RCMP in the Northwest Territories are investigating their use of a stun gun on a teenage girl at a youth detention centre in Inuvik last year.
The internal investigation into the March 27, 2007, incident at the Arctic Tern Young Offender Facility should be complete within a few weeks, RCMP spokesman Sgt. Larry O'Brien told CBC News.
Officers will examine whether the officers involved broke the law and whether they followed the RCMP's policies on Taser use when they shocked the girl with the electronic stun gun.
Corrections officials told CBC News last week that the teen was acting so aggressively that corrections staff called in police, who subdued her using the Taser.
The incident came to light last week when Inuvik Twin Lakes MLA Robert C. McLeod asked Justice Minister Jackson Lafferty about it in the legislative assembly.
Corrections director Darin Reeves said it was the first time a Taser had been used at an N.W.T. correctional facility. He said corrections officers did the right thing by calling in police. "No one wants to have an event like this happen," Reeves said. "Certainly when you're looking at protecting the environment itself and the youth from harming themself or others, you will go through every option you can to try and contain that situation." Reeves said the girl was examined afterwards and was fine. But the girl's mother has since been trying to get answers through McLeod about why the incident happened in the first place.
Taser use higher in Inuvik: RCMP
RCMP figures show there are more incidents involving Taser stun guns in Inuvik than anywhere else in the territory. Between September 2006 and November 2007, police reported a total of 54 Taser-related incidents in N.W.T., including 26 in Inuvik and seven in Yellowknife.
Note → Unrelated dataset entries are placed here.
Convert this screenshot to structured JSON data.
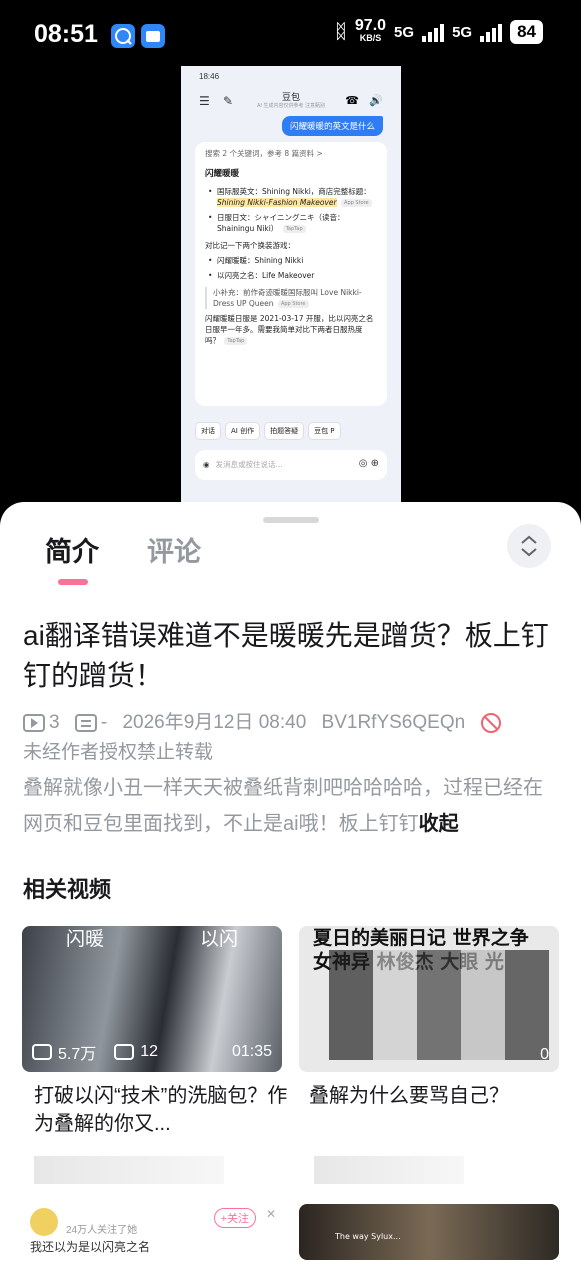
{
  "status_bar": {
    "time": "08:51",
    "net_speed": "97.0",
    "net_unit": "KB/S",
    "sim1": "5G",
    "sim2": "5G",
    "battery": "84",
    "app_icon_colors": [
      "#2f86f6",
      "#2f86f6"
    ]
  },
  "video_frame": {
    "status_time": "18:46",
    "chat_title": "豆包",
    "chat_subtitle": "AI 生成内容仅供参考 注意甄别",
    "user_message": "闪耀暖暖的英文是什么",
    "search_summary": "搜索 2 个关键词，参考 8 篇资料 >",
    "answer_heading": "闪耀暖暖",
    "bullets": [
      {
        "label": "国际服英文：Shining Nikki，商店完整标题：",
        "highlight": "Shining Nikki-Fashion Makeover",
        "tag": "App Store"
      },
      {
        "label": "日服日文：シャイニングニキ（读音：Shainingu Niki）",
        "highlight": "",
        "tag": "TapTap"
      }
    ],
    "compare_text": "对比记一下两个换装游戏：",
    "compare_items": [
      "闪耀暖暖：Shining Nikki",
      "以闪亮之名：Life Makeover"
    ],
    "note": "小补充：前作奇迹暖暖国际服叫 Love Nikki-Dress UP Queen",
    "note_tag": "App Store",
    "tail_text": "闪耀暖暖日服是 2021-03-17 开服，比以闪亮之名日服早一年多。需要我简单对比下两者日服热度吗？",
    "tail_tag": "TapTap",
    "tools": [
      "对话",
      "AI 创作",
      "拍题答疑",
      "豆包 P"
    ],
    "input_placeholder": "发消息或按住说话..."
  },
  "tabs": {
    "intro": "简介",
    "comments": "评论"
  },
  "video": {
    "title": "ai翻译错误难道不是暖暖先是蹭货？板上钉钉的蹭货！",
    "plays": "3",
    "danmaku": "-",
    "date": "2026年9月12日 08:40",
    "bvid": "BV1RfYS6QEQn",
    "copyright": "未经作者授权禁止转载",
    "description": "叠解就像小丑一样天天被叠纸背刺吧哈哈哈哈，过程已经在网页和豆包里面找到，不止是ai哦！板上钉钉",
    "collapse_label": "收起"
  },
  "related": {
    "heading": "相关视频",
    "items": [
      {
        "overlay_left": "闪暖",
        "overlay_right": "以闪",
        "views": "5.7万",
        "danmaku": "12",
        "duration": "01:35",
        "title": "打破以闪“技术”的洗脑包？作为叠解的你又..."
      },
      {
        "overlay_text": "夏日的美丽日记 世界之争 女神异 林俊杰 大眼 光",
        "duration": "0",
        "title": "叠解为什么要骂自己？"
      }
    ],
    "comment_card": {
      "followers": "24万人关注了她",
      "follow_label": "+关注",
      "text": "我还以为是以闪亮之名"
    },
    "fourth_caption": "The way Sylux..."
  }
}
O'Brien said those numbers include situations in which officers produced the weapon but didn't fire, as well as actual Taser use. Most of the time, he said, just saying a Taser will be used is enough to prompt people to co-operate. "It is certainly something you use, not as a last resort but when you're approaching a last resort," O'Brien said. "When you're to the point where you either use that or use a firearm, that would be a situation where members would be looking at using a conductive energy weapon."
O'Brien could not explain the discrepancy between Taser usage in Inuvik and Yellowknife, but said the number of officers in the two communities could play a role. Inuvik has two officers on duty on any given night, he said, while Yellowknife could have as many as eight officers. "If there's a situation in Yellowknife, we have the ability to bring multiple members to the scene in a short period of time. Those of us in policing know that the amount of police officers present usually has a big impact on the activities of the people involved in the complaint," he said. "Inuvik doesn't have that luxury. So they have to be very cognizant of what tools they have at hand, and that may go some way to explaining why the conductive energy weapons are being used more in Inuvik."
Tasers are involved in fewer than one per cent of arrests made in the territory, O'Brien said.
WELCOME to TRUTH ... not TASERS
Monday, February 25, 2008
February 25, 2008